▸ **What you have to do**: Note how many lines in the entries contain the string "vmlinuz", then give that number and nothing else.

======== Provided entries ========

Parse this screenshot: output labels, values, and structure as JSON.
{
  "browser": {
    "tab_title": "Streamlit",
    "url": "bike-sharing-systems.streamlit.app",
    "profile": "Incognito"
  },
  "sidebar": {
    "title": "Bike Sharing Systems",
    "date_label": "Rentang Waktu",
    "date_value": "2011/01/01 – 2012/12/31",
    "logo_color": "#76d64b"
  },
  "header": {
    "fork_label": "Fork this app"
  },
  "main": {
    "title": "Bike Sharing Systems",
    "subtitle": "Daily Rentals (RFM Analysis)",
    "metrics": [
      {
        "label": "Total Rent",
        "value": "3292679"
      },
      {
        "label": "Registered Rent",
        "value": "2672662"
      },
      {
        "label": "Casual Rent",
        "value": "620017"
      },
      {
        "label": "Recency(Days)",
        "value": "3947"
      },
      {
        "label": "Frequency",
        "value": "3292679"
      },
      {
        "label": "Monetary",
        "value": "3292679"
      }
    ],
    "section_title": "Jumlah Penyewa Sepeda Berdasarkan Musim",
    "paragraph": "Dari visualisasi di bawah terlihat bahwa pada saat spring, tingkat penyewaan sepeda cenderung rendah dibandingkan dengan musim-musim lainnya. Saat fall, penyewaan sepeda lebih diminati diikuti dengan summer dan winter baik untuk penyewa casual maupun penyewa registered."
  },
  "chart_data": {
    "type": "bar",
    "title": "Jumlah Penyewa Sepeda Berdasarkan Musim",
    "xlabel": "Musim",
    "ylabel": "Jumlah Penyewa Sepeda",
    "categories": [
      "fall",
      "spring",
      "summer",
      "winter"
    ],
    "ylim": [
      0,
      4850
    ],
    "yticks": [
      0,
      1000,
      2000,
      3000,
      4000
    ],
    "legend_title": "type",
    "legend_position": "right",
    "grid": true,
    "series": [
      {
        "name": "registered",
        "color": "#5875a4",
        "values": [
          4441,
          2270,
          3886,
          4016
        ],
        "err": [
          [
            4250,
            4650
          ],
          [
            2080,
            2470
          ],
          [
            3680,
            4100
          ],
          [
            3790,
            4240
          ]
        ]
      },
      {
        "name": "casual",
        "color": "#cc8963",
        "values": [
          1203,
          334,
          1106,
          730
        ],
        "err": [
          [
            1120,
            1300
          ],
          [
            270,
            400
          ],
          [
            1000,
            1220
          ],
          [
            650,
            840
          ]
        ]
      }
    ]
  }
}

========
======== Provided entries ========

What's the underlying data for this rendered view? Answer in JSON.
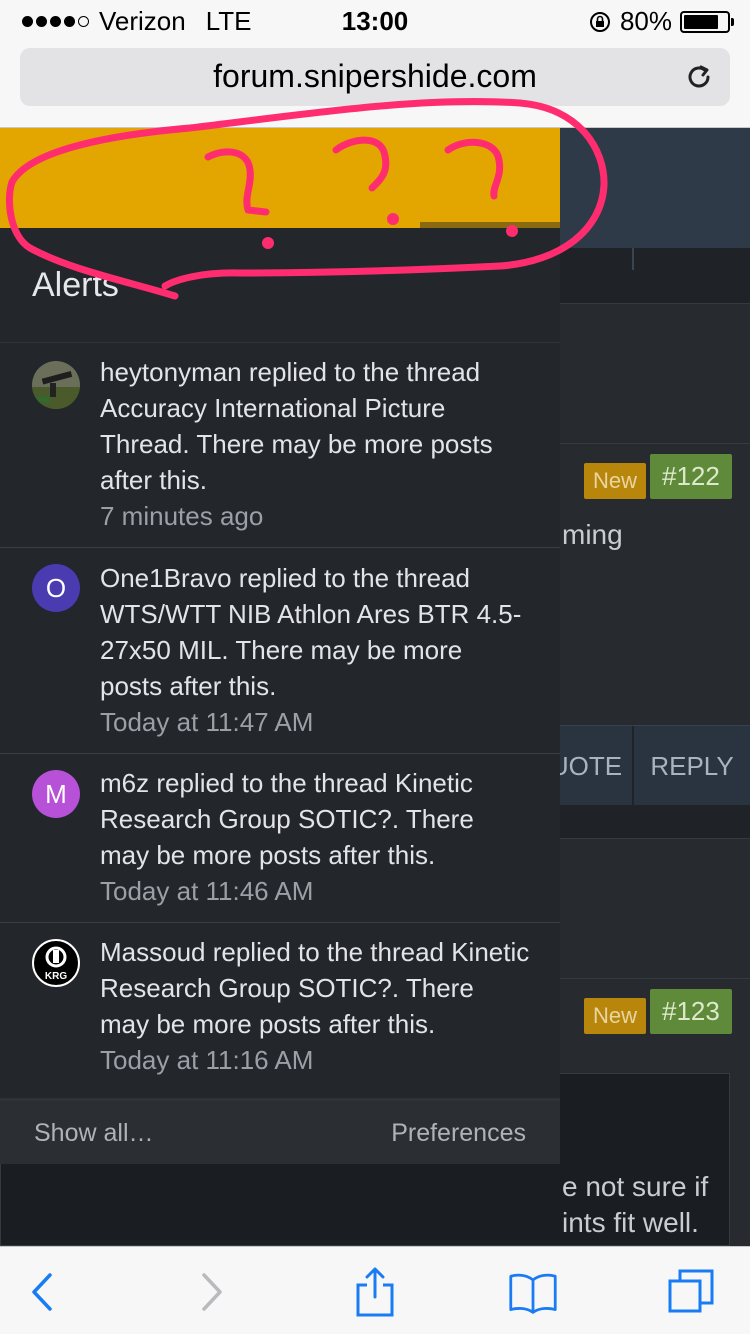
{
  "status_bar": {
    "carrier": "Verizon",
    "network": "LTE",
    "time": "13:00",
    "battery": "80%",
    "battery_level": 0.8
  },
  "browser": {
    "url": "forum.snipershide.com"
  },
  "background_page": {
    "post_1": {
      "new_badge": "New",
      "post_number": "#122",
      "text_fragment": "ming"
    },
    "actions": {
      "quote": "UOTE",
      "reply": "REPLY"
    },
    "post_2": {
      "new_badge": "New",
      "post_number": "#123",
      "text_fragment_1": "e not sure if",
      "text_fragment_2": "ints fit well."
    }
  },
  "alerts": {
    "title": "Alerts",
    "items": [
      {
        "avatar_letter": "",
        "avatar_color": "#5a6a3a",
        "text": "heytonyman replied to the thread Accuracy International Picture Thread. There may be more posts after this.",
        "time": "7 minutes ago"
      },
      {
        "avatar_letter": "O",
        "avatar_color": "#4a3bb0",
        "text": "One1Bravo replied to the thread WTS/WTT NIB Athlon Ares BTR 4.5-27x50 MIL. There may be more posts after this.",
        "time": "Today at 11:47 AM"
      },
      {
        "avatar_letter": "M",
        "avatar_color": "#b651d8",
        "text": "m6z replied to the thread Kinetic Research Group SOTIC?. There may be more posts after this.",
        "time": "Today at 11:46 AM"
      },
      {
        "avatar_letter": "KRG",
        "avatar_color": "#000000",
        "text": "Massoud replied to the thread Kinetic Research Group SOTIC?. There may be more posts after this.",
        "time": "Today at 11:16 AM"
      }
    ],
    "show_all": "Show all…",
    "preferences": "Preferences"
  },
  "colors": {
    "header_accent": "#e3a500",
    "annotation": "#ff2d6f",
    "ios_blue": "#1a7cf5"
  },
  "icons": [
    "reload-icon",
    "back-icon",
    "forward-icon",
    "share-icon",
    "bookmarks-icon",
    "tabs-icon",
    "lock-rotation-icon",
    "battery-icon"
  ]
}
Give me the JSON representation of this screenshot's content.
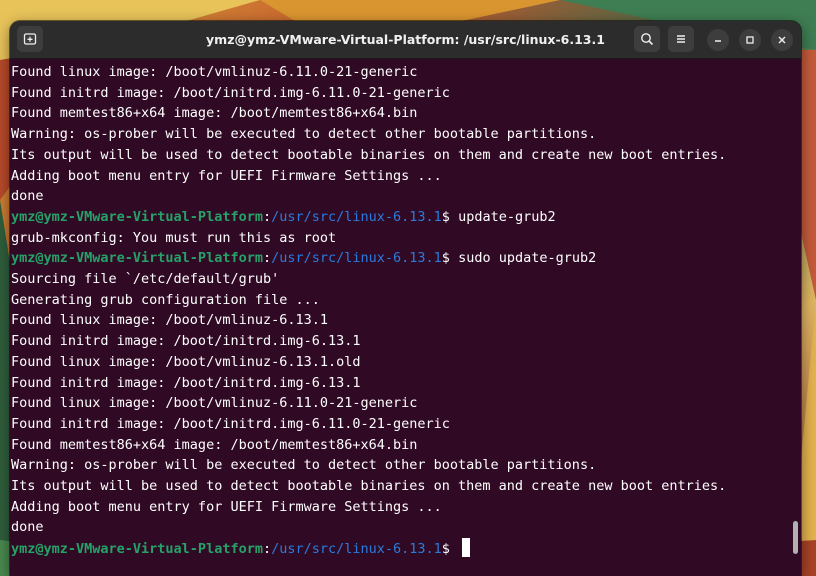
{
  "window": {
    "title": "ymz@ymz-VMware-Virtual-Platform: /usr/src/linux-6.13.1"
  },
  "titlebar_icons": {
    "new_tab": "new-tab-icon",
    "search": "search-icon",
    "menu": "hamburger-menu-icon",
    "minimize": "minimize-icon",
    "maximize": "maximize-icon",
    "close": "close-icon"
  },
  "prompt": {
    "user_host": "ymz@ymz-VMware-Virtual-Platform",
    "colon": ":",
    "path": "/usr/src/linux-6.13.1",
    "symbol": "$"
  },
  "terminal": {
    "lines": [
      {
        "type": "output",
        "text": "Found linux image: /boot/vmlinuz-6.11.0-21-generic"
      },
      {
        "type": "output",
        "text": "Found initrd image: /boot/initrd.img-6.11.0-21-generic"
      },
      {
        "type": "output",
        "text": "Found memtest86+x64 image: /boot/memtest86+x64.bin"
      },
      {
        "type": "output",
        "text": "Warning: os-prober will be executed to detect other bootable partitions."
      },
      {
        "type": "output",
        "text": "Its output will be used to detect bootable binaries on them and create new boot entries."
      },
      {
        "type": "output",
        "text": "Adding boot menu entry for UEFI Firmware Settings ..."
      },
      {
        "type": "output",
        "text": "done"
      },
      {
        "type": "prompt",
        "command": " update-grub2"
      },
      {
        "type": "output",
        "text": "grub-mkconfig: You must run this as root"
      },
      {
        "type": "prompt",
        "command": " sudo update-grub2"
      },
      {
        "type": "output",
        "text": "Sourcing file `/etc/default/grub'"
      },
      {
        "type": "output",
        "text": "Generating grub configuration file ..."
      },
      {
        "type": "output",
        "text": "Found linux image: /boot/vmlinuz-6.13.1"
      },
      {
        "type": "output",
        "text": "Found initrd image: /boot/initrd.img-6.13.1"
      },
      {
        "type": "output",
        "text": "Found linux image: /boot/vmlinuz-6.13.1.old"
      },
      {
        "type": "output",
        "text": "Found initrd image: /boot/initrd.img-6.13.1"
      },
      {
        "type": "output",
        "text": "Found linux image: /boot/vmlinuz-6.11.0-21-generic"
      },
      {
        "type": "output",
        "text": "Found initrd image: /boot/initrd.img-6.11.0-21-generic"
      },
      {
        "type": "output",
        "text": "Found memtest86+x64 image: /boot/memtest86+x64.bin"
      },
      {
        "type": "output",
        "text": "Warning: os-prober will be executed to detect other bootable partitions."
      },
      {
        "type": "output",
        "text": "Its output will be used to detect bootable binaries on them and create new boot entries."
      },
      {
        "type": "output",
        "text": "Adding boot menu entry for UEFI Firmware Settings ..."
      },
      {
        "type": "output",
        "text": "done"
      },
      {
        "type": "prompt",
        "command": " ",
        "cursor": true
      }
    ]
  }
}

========

▸ **The answer**: 4